Rachel Collins is a knitwear designer who describes herself as “a better maker and designer than I am a salesperson”, so selling her work directly through Folksy and wholesale through a small selection of shops up and down the country suits her perfectly. We caught up with Rachel to find out more about her business, Selvage, how she started, and her tips for standing out from the crowd…
When and how did you start your business?
I started very cautiously, keeping expenses low and pricing products at an affordable level because of the recession. I was so excited to discover Folksy and the platform it provides for makers to sell directly to the public, on however small a scale. It has been a great launch pad.
Did you consider your brand identity before you opened your Folksy shop?
Possibly not as much as I should have – sometimes it’s just more important to push on and get making and selling. I decided against using my own name because I had an idea that I might form a collective with other makers in the future. I also wanted to use a name that was not too specific and that would allow some flexibility should I need to adapt.
How and where do you sell your work?

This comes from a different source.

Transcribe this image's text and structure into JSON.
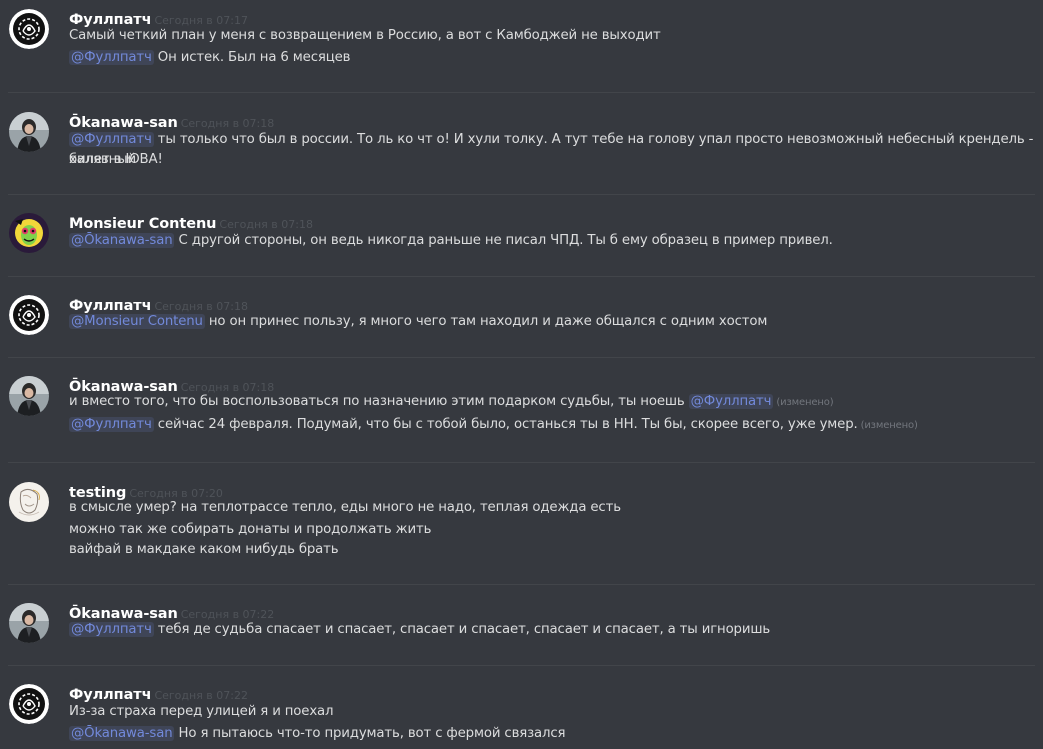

My preferred option is direct selling through various online platforms including Folksy. I also sell wholesale to small shops up and down the country. I am a better maker and designer than I am a salesperson, so distance selling and selling to shop owners suits my needs perfectly. I love taking part in the open studio weeks which run every year in Scotland – they are a great opportunity to meet shoppers and other creative people.
Do you ever develop pieces with a particular customer (or event) in mind?
I’m currently working on some Christmas Mittens inspired by Estonian style but knitted in Scottish lambswool. I’ve tried to keep it subtle so they have some longevity though.
What’s been your best-selling piece so far?
The Fair Isle hot water bottles – people go mad for them at Christmas time.
Have you got a method for working out your pricing?
I price things based on the weight of the yarn used plus an hourly rate for my time. I also benchmark my prices against other web sites and adjust accordingly.
Do you work to commission? What are the good and bad points of working this way?
I have done, sometimes it’s a very enjoyable process if you find you’re on the same wavelength as the person you’re working with. Occasionally I’ve had a specific request for a colour or pattern I’m really just not keen on – it can be hard to say no, but probably better for your integrity if you do.
How do you promote your work?
I advertise in local newsletters but rely heavily on word of mouth and taking part in open studios and local events.
Do you do your own product photography?
I do my own photography and rope in family and friends too. None of us have any great talent – we just take hundreds, then edit them down. I like to use natural materials like linen, stone or timber as a backdrop because they suit the look I’m trying to achieve. It’s extremely useful to have a studio with white walls and a lot of natural light, as that often doubles as a set.
What’s the hardest part about being a maker?
Stopping. My mind is always full of new ideas about products I could make – I could do it all day because I Iove it. I like to feel that I am being productive. On the other hand, I need to make sure I allocate time to doing the parts of the job that I find less enjoyable, like chasing up payments, keeping the books, and finding new sales.
Finally, what piece of advice can you give us on how to stand out from the crowd when selling online?
Try to pinpoint what it is that makes your work unique to you and don’t over compromise or be tempted to water down your ideas.